As the baby boomer generation continues to retire, electrical superintendents and foremen are aging out at a pace that the industry hasn’t kept up with. With the supply shrinking and demand not slowing down now or anytime soon, we found in our data that those in leadership roles seem to have noticed how valuable they are, leading to hyper-inflating wages for the most experienced positions. For comparison, first take a look at how average wage expectations changed in 2023 compared to 2022, for entry-level and journey-level electricians, according to candidates applying through Ladder:
- Electrical Helper: 6.61%
- Apprentice Electrician: 7.76%
- Journeyman Electrician: 4.81%
Annual economic inflation in 2023 settled out at 3.4%, so the non-leadership positions averaged out above the year’s inflation rate, but not dramatically so. Now look at the same average wage expectation changes for the more experienced positions over the same period:
- Electrician Foreman: 10.97%
- Electrical Superintendent: 21.16%
The difference between the more experienced positions and the entry-level/journey-level positions is staggering. One possible explanation is that you can hire electrical helpers & apprentices and have them pulling wire and installing switches on a jobsite over the course of a few months. Journey-level positions take a few years to train, but electrical contractors have had some time to get their apprentices through a training program and get boots on the ground for those positions too. What the industry is clearly struggling to meet the demand for are the positions that take an entire career to become proficient at. You can’t rush the training of a superintendent; putting an under-qualified super. on a jobsite could lead to safety, quality, or schedule issues that the project or the company may never recover from.

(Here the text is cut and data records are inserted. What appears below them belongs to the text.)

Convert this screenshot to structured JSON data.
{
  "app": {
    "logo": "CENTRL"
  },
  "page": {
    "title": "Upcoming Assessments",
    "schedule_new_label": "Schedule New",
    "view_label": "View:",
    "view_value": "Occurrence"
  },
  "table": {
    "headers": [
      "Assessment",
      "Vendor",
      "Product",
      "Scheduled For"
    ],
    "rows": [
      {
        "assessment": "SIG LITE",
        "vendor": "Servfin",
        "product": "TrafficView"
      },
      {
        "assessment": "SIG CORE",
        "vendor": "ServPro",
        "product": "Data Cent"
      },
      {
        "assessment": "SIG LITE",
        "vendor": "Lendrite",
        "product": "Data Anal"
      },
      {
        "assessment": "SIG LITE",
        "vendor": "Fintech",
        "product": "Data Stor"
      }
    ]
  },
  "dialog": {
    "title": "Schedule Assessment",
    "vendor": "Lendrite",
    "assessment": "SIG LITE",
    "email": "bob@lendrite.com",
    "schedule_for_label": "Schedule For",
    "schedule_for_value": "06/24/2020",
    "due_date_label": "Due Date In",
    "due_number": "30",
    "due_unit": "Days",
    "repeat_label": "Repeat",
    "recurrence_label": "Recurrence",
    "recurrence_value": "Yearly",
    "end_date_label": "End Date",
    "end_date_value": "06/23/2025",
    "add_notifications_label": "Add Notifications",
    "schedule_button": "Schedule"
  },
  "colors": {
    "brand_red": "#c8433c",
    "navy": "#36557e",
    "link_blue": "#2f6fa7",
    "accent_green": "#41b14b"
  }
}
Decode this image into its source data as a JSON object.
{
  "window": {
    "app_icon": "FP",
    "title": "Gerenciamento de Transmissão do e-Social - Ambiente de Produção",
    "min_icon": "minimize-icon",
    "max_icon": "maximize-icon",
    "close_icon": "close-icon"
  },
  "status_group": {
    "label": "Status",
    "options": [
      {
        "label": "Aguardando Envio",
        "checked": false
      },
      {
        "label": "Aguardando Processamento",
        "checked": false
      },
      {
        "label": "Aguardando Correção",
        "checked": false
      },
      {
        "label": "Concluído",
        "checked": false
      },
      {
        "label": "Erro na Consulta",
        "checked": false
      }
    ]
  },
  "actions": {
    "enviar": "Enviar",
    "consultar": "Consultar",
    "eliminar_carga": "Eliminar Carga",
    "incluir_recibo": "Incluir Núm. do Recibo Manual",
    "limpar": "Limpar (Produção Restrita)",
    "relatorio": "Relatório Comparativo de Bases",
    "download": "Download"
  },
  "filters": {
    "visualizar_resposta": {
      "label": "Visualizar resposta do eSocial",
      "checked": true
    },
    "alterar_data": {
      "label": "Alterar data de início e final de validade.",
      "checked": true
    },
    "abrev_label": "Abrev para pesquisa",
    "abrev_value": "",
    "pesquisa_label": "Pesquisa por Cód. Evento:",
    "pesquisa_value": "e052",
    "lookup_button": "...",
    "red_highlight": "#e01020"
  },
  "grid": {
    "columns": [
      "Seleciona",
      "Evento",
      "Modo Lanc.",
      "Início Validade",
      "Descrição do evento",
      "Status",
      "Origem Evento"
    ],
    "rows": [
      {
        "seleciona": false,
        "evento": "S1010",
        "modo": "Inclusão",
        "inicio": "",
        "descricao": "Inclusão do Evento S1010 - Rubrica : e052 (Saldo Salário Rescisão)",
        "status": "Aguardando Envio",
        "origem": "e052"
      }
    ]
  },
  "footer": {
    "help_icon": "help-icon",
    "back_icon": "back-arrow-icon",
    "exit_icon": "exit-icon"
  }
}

The combination of the 2008 housing crisis, the COVID pandemic, and the size of the baby boomer workforce that’s retiring is creating a supply crisis for leadership in the electrical industry that there are few answers for.
Interestingly, Service & Maintenance Electricians’ rate expectations (which we consider a distinct category from journey-level electricians), rose at a similar rate from 2022 to 2023 as the leadership positions: 15.95%. And for the first time since we began collecting data, service & maintenance electricians’ pay rate expectations surpassed those of journey-level electricians. One reason for that is that being a service electrician requires a higher level of proficiency in which you’re not relying on drawings or a foreman to give you direction. You’ve got to go in, troubleshoot, and problem-solve on your own with no one there holding your hand or checking your work. That takes years and years of experience.
Here’s a graph of how all the pay rate changes shook out:
What’s the solution here? Unfortunately, there are no easy short-term solutions. For now, employers will have to rely on generous pay & benefits to attract and retain electrical supervision or a company culture that creates loyalty and keeps talent in-house even if the pay rates aren’t the highest out there. In the long term, employers, government, and nonprofits have to continue investing in encouraging young people to take up a trade as a career, then creating an environment that keeps them in the industry and providing training that prepares them for these leadership roles. As a society, we also have a lot of work to do de-stigmatizing making a trade into a career – but we’ll save that rant for a future blog post.
If you’re looking for more rate data (for example, expected wage rates broken out by industry, project types, or years of experience – or what benefits will help you attract more people to apply to your job listings), contact us here. If you’re interested in attracting one of more than 10,000 electricians on the Ladder platform to your job opening, sign up to post a job here.